On top of the stimulus administered by the State Bank, the government has also undertaken a number of significant measures to support economic activity including the Ehsaas Emergency Cash Programme, commodity financing, risk-sharing facility for SMEs, and acceleration of tax refunds, he added.

On the fiscal side the State Bank expects fiscal consolidation to resume and said that in the first two months of FY21, “tax revenues returned to positive growth, averaging around 1.2pc year on year”, but added that “risks remain around achieving the revenue target.”

Pointing out the risks, the governor said a second wave of Covid-19 domestic infections, a possible sharp increase in infections in the winter months in Pakistan’s major export markets in Europe and the US, and locust attack in agriculture could pose a challenge. On the upside, a faster global recovery could lift exports, he added.

Low global oil prices and subdued domestic demand helped reduce the current account deficit further during the onset of the Covid-19, he said.

“The current account deficit is expected to remain bounded at around 2pc of GDP,” he said adding that this together with expected private and official flows, should continue to keep the country’s external position stable in FY21.

More recently, a gradual recovery is expected in exports and remittances, which have performed strongly on the back of orderly exchange rate conditions as well as supportive policy steps taken by the government and the SBP under the Pakistan Remittance Initiative, he said.
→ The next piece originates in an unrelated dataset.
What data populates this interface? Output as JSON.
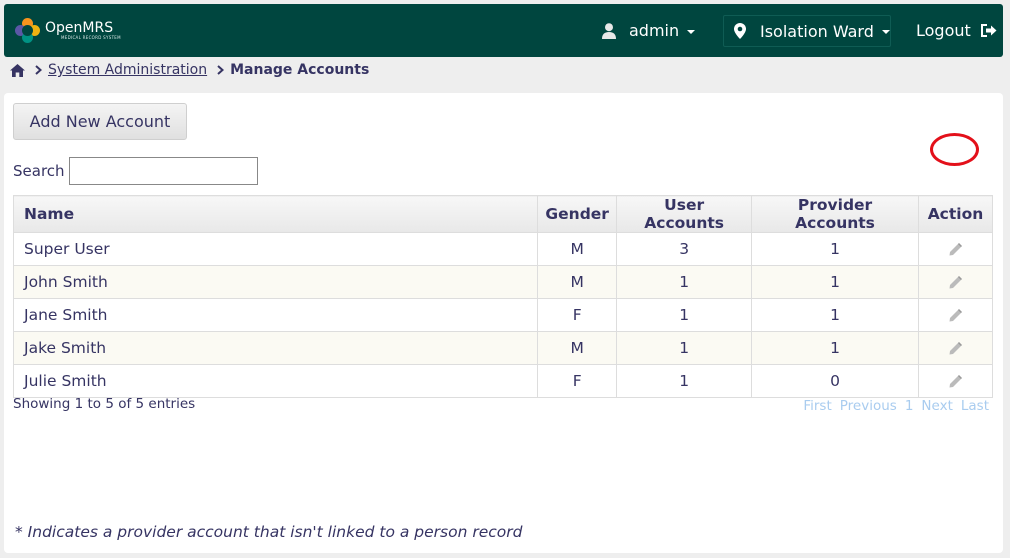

Remittances rose to a record monthly high in July.

“By supporting the current account, which swung into a surplus in July, these developments have helped to restore the SBP’s foreign exchange reserves to their pre-pandemic level of around $12.8bn” he said.

Published in Dawn, September 22nd, 2020